Every 40 seconds, someone in the United States will die from cardiovascular disease (CVD).1 Although there are some risk factors for cardiovascular disease that you cannot control, there are many risk factors that you do have control over. Let’s take a look at the controllable risk factors first. Controllable Risk Factors for Cardiovascular Disease High Blood Pressure (Hypertension)2 Often called the “silent killer”, high blood pressure is a risk factor with little warning signs or symptoms. Having your blood pressure checked regularly is key to avoiding this often unseen condition. Your doctor will measure the pressure in your arteries when your heart is contracting (called systolic blood pressure) and the... View Article
May 15, 2017 4:16 pm
Cardiovascular disease includes a broad category of issues that can affect your heart and circulatory system. However, the basic idea is your blood isn’t flowing properly through your body, whether that’s because the vessels are blocked, narrowed or stiffened, or because your heart isn’t functioning properly. Many people don’t know they have heart disease until they have a cardiac event such as a heart attack, stroke or heart failure. It’s important to go for regular physicals, but not every exam will detect cardiac problems. That’s why it’s important to know the symptoms. Here are some symptoms to remember in case you or a loved one experiences cardiac issues. Symptoms of... View Article
February 2, 2017 11:27 am
This summer, even long-established views on cholesterol were challenged when media outlets reported, despite what we’ve been told for decades: “there’s no link between high cholesterol levels and heart disease".
January 30, 2017 12:52 pm
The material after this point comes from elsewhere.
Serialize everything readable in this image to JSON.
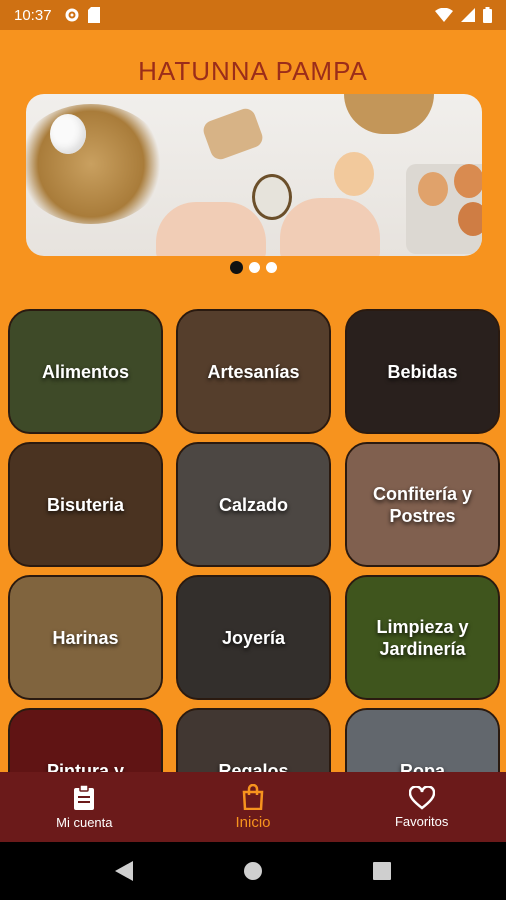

In recent years, we’ve been worried about how fat affects our risk of heart disease. It turns out we should also be worried about sugar. In research that rocked the public health world, a study published in the Journal of the American Medical Association concluded that Americans with a higher sugar intake develop cardiovascular disease (CVD) and related disorders at much higher rates than those with lower sugar intake.
January 24, 2017 9:47 am
Cardiac arrest might sound like a fancy way of saying heart attack, but they’re actually two different things. And if you encounter someone with heart troubles, it’s helpful to know the difference. Think of it this way: a heart attack is a circulation problem, with blocked blood flow to the heart, while cardiac arrest is an electrical problem, where the heart stops beating because there’s a heart malfunction. Sometimes the malfunction is due to an irregular heartbeat, which stops the heart from pumping. But, of course, there’s more to the differences between cardiac arrest vs heart attacks than that.
December 28, 2016 2:27 pm
Festive holiday get-togethers can sometimes bring an unwelcome gift – an abundance of opportunities to let your cholesterol go haywire. Here are 10 tips to get through the season’s parties, meals and events while keeping your cholesterol in check.
March 8, 2016 10:55 am
The National Heart, Lung, and Blood Institute developed an updated online tool to help decide your 10-year risk for heart disease. This tool takes into account things you can’t control, such as age and gender, as well as those things you can control, such as cholesterol and smoking habits. These factors are based on the most current health standards from the Framingham Heart Study.
February 8, 2016 8:25 am
For the first time, cardiovascular health guidelines released in 2013 give doctors an accurate formula to use in calculating heart attack and stroke risk for African-Americans—who face different risks for each. New guidelines allow doctors to evaluate heart risks and stroke at the same time, rather than using two separate figures to gauge a person’s overall risk. Additionally, the updated guidelines are not solely based on research from a predominantly white test population.
December 23, 2015 4:52 pm
Once you get set on the path to heart disease, it can seem impossible to get back on the road to health. Aside from looking into medical therapies to help ease the contributing factors, there are a few ways to help negate the damage done to your cardiovascular system and reverse heart disease, according to a study cited by the Physician’s Committee for Responsible Medicine.
December 16, 2015 2:55 pm
Did you know that just 40 minutes of brisk walking 3 times a week helps reduce heart attack risk? According to the American Heart Association, people shouldn’t sweat indulging in the occasional dessert. However, people should sweat at least three times a week for about 40 minutes. Moderate cardio, such as brisk walking, is a great combatant to high cholesterol and blood pressure.